→ ABOUT THIS EXERCISE
Every record below must be set down again exactly as given.

[Saved data entries]

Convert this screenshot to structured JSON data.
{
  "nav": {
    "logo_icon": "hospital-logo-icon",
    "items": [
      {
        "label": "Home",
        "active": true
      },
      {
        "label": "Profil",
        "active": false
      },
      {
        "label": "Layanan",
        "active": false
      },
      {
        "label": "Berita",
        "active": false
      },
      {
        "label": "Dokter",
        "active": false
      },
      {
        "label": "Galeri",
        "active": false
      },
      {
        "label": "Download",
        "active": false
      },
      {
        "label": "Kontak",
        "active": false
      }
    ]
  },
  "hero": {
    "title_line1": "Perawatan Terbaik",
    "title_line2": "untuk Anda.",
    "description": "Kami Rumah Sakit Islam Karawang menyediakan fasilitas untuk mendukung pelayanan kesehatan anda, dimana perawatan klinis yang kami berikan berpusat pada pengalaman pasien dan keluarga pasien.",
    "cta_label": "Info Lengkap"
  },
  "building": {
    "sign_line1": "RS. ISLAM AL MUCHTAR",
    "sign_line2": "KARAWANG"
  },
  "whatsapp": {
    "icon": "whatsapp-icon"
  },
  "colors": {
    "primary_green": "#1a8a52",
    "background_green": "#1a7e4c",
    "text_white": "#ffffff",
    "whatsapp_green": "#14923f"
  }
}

→ YOUR SOLUTION
Convert this screenshot to structured JSON data.
{
  "nav": {
    "logo_icon": "hospital-logo-icon",
    "items": [
      {
        "label": "Home",
        "active": true
      },
      {
        "label": "Profil",
        "active": false
      },
      {
        "label": "Layanan",
        "active": false
      },
      {
        "label": "Berita",
        "active": false
      },
      {
        "label": "Dokter",
        "active": false
      },
      {
        "label": "Galeri",
        "active": false
      },
      {
        "label": "Download",
        "active": false
      },
      {
        "label": "Kontak",
        "active": false
      }
    ]
  },
  "hero": {
    "title_line1": "Perawatan Terbaik",
    "title_line2": "untuk Anda.",
    "description": "Kami Rumah Sakit Islam Karawang menyediakan fasilitas untuk mendukung pelayanan kesehatan anda, dimana perawatan klinis yang kami berikan berpusat pada pengalaman pasien dan keluarga pasien.",
    "cta_label": "Info Lengkap"
  },
  "building": {
    "sign_line1": "RS. ISLAM AL MUCHTAR",
    "sign_line2": "KARAWANG"
  },
  "whatsapp": {
    "icon": "whatsapp-icon"
  },
  "colors": {
    "primary_green": "#1a8a52",
    "background_green": "#1a7e4c",
    "text_white": "#ffffff",
    "whatsapp_green": "#14923f"
  }
}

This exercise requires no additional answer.